Does Pittsburgh have the right to mandate paid sick leave? That’s the issue now before the Pa. Supreme Court.
The question boils down to how much leeway Pennsylvania municipalities that adopt a home rule charter have to regulate the actions of private businesses.
Lawyers for Pittsburgh and a union that represents service employees argued Tuesday that paid sick leave is a public health matter that can be locally legislated under a state law that seeks to prevent the spread of diseases.
That’s not the case, lawyers representing the restaurant industry and local businesses countered. State law that allows municipalities to draft their own home rule charters prohibits those jurisdictions from “[determining] duties, responsibilities or requirements placed upon businesses, occupations and employers.”
That clause has stymied paid sick leave and similar legislative efforts in the past. But is there an exception to be made in this case?
‘The whole purpose of government’
All Pennsylvania municipalities except Philadelphia are strictly limited in how they can regulate private businesses. But state law does provide an exception for “statutes which are applicable in every part of this Commonwealth.”
Enter the Disease Prevention and Control Law, which allows municipalities to enact ordinances that relate to the stated goal.
Jordan Yeager, an attorney representing Pittsburgh, told the justices Tuesday that any ambiguity in the home rule law needs to favor municipalities’ ability to create rules, especially for public safety.

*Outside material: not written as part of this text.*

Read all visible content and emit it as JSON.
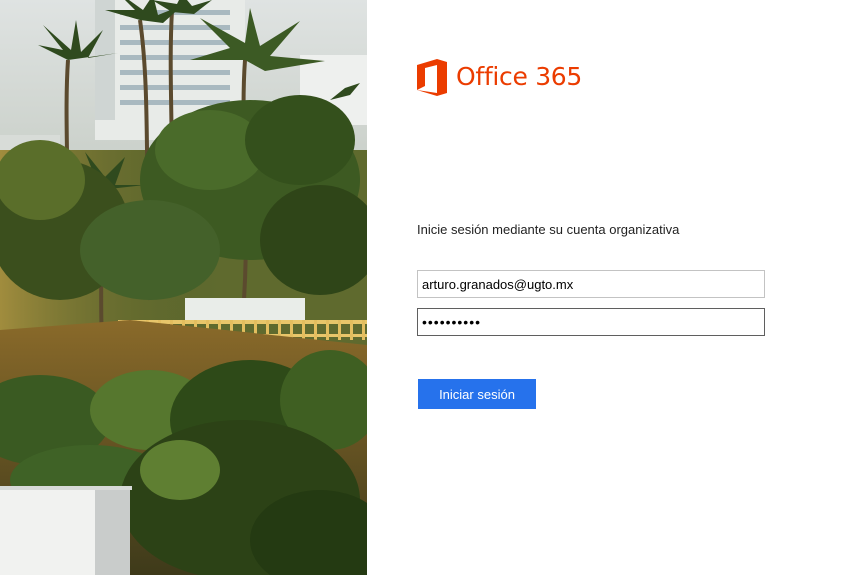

He added that paid sick leave is a way to prevent the spread of contagious disease.
“The whole purpose of government is to protect public safety,” Yeager said.

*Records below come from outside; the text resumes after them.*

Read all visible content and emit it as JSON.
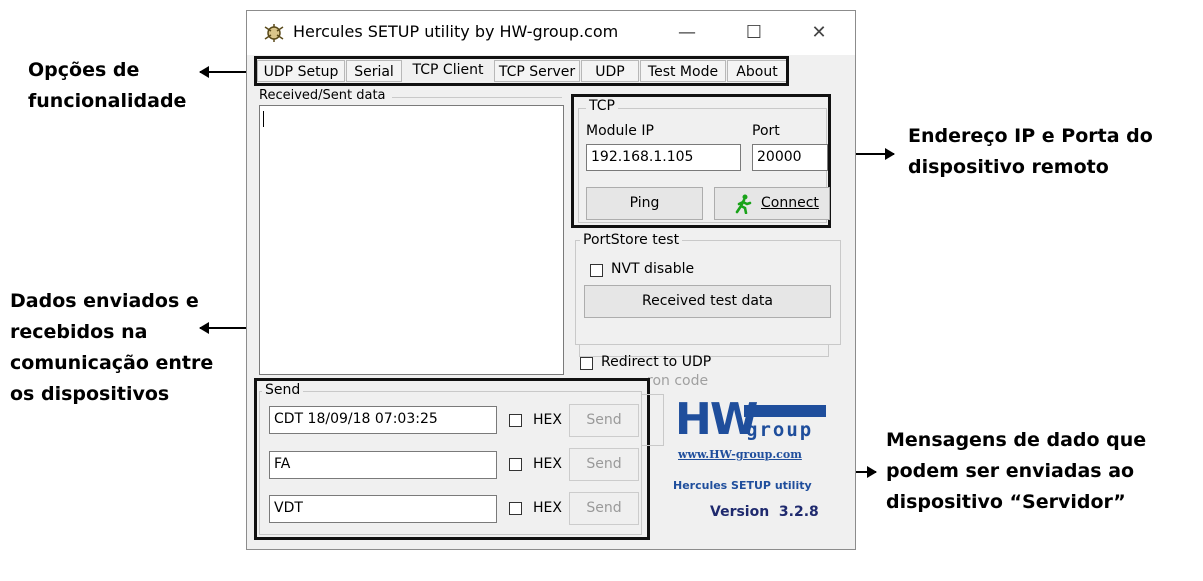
{
  "window": {
    "title": "Hercules SETUP utility by HW-group.com",
    "controls": {
      "minimize": "—",
      "maximize": "☐",
      "close": "✕"
    }
  },
  "tabs": [
    {
      "label": "UDP Setup",
      "active": false
    },
    {
      "label": "Serial",
      "active": false
    },
    {
      "label": "TCP Client",
      "active": true
    },
    {
      "label": "TCP Server",
      "active": false
    },
    {
      "label": "UDP",
      "active": false
    },
    {
      "label": "Test Mode",
      "active": false
    },
    {
      "label": "About",
      "active": false
    }
  ],
  "received_sent": {
    "label": "Received/Sent data",
    "content": ""
  },
  "tcp": {
    "group_label": "TCP",
    "module_ip_label": "Module IP",
    "module_ip_value": "192.168.1.105",
    "port_label": "Port",
    "port_value": "20000",
    "ping_label": "Ping",
    "connect_label": "Connect"
  },
  "portstore": {
    "group_label": "PortStore test",
    "nvt_label": "NVT disable",
    "received_test_label": "Received test data"
  },
  "redirect": {
    "label": "Redirect to UDP",
    "partial_label": "ron code"
  },
  "send": {
    "group_label": "Send",
    "rows": [
      {
        "value": "CDT 18/09/18 07:03:25",
        "hex_label": "HEX",
        "send_label": "Send"
      },
      {
        "value": "FA",
        "hex_label": "HEX",
        "send_label": "Send"
      },
      {
        "value": "VDT",
        "hex_label": "HEX",
        "send_label": "Send"
      }
    ]
  },
  "about_logo": {
    "hw_text": "HW",
    "group_text": "group",
    "url": "www.HW-group.com",
    "product": "Hercules SETUP utility",
    "version_label": "Version  3.2.8",
    "brand_color": "#1f4e9c"
  },
  "annotations": {
    "options": [
      "Opções de",
      "funcionalidade"
    ],
    "data": [
      "Dados enviados e",
      "recebidos na",
      "comunicação entre",
      "os dispositivos"
    ],
    "ip_port": [
      "Endereço IP e Porta do",
      "dispositivo remoto"
    ],
    "messages": [
      "Mensagens de dado que",
      "podem ser enviadas ao",
      "dispositivo “Servidor”"
    ]
  }
}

Lawyers representing the restaurant industry conceded that the state’s home rule law does provide exceptions to allow for the regulation of private businesses, but said that Pittsburgh’s argument is too broad.
Pittsburgh City Council cited the Disease Prevention law when it passed its paid sick leave ordinance in 2015. The law had the backing of the Service Employees International Union, which claimed in a court filing that “77 percent of the City’s service workers, especially food service workers and healthcare workers, lack access to paid sick time.”
Just one month after the bill passed, the city was sued by the Pennsylvania Restaurant and Lodging Association and local businesses including Church Brew Works and Modern Cafe.
The Allegheny County Court of Common Pleas overturned the law in December 2015, a ruling affirmed by the Commonwealth Court in May 2017. Both courts rejected the argument that Pittsburgh has the right to mandate paid sick leave under the home rule and disease prevention laws.
“The power to achieve that goal rests with our General Assembly … through statewide legislation addressing paid sick leave or, alternatively, through legislation vesting authority to do so in local municipalities,” Commonwealth Court Judge Michael H. Wojcik wrote.
The seven Supreme Court justices heard oral arguments Tuesday for both the paid sick leave law as well as the city’s Safe and Secure Building Act, which would require some employees in private buildings to do emergency response training.
With oral arguments done and Pittsburgh’s appeals exhausted, both sides will now wait for a final ruling.